___ Data to examine

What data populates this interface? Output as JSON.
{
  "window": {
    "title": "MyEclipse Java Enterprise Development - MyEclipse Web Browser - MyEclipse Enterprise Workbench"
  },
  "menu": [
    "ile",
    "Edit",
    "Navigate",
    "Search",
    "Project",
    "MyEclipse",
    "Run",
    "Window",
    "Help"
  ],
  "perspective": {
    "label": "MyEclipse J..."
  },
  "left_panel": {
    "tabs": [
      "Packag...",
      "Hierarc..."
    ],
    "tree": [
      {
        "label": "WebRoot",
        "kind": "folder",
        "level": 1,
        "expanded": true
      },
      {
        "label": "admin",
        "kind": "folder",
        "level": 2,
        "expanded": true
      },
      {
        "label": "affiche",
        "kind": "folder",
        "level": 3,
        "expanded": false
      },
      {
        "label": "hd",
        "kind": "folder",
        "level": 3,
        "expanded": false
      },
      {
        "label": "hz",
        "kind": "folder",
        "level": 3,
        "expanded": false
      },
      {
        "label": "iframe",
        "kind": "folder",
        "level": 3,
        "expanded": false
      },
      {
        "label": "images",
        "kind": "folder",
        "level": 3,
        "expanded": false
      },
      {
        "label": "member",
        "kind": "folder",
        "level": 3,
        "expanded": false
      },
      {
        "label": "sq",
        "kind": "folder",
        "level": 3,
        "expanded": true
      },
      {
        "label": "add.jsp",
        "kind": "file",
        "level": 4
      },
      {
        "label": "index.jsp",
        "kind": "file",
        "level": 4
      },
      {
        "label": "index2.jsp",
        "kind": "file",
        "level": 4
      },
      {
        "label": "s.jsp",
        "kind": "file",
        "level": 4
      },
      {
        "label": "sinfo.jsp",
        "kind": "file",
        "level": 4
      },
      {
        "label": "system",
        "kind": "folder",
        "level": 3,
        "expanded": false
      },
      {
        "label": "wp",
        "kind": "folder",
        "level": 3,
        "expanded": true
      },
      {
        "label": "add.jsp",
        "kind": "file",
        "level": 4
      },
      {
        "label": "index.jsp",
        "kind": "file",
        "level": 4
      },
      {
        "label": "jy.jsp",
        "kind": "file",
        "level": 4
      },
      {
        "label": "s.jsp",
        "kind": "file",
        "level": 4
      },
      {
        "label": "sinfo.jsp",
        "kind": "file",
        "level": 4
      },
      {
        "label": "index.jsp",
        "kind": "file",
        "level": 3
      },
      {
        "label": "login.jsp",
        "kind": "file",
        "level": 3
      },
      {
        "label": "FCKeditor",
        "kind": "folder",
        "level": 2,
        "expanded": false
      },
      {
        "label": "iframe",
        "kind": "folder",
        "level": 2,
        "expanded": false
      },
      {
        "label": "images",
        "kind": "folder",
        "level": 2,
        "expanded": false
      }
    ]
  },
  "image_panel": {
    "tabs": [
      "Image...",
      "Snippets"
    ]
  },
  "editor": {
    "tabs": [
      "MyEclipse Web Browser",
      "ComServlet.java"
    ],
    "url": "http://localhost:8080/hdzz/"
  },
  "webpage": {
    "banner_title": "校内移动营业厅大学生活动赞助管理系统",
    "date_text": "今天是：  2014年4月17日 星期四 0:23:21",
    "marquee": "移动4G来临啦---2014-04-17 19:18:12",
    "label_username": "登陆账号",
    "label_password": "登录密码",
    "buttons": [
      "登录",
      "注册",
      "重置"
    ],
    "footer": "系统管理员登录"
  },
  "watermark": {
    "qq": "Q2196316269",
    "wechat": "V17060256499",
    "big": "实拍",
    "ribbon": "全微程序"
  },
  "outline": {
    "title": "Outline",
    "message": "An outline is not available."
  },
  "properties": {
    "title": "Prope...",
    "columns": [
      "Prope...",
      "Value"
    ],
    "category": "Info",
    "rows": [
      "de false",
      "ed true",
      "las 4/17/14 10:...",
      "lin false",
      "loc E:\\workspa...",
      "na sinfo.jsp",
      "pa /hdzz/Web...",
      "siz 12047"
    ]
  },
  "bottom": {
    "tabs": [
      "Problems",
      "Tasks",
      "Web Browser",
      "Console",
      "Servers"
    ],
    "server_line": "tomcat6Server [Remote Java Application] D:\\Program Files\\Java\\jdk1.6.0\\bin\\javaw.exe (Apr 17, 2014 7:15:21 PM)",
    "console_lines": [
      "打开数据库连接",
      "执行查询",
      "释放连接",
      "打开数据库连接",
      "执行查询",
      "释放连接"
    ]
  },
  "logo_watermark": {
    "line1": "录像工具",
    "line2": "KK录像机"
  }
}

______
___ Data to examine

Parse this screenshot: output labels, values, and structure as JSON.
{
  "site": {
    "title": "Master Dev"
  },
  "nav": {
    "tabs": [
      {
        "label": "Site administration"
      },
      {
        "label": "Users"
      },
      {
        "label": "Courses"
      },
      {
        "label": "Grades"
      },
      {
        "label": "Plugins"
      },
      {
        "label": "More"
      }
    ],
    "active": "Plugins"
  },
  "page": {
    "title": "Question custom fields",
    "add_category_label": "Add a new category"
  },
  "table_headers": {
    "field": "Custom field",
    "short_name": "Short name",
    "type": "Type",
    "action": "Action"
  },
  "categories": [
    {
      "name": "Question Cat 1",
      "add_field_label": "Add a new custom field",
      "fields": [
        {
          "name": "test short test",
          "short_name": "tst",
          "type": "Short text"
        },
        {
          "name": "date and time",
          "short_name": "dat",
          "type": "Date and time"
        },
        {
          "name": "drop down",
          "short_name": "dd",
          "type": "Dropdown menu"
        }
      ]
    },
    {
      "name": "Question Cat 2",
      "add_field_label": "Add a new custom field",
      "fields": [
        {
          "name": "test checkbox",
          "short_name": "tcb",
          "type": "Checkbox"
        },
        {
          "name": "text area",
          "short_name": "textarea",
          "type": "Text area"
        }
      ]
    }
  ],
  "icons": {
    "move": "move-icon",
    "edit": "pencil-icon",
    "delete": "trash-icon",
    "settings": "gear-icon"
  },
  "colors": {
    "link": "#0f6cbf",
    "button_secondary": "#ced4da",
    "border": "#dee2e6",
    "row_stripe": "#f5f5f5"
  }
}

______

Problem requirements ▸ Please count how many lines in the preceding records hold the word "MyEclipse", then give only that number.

Response to the task ▸ 4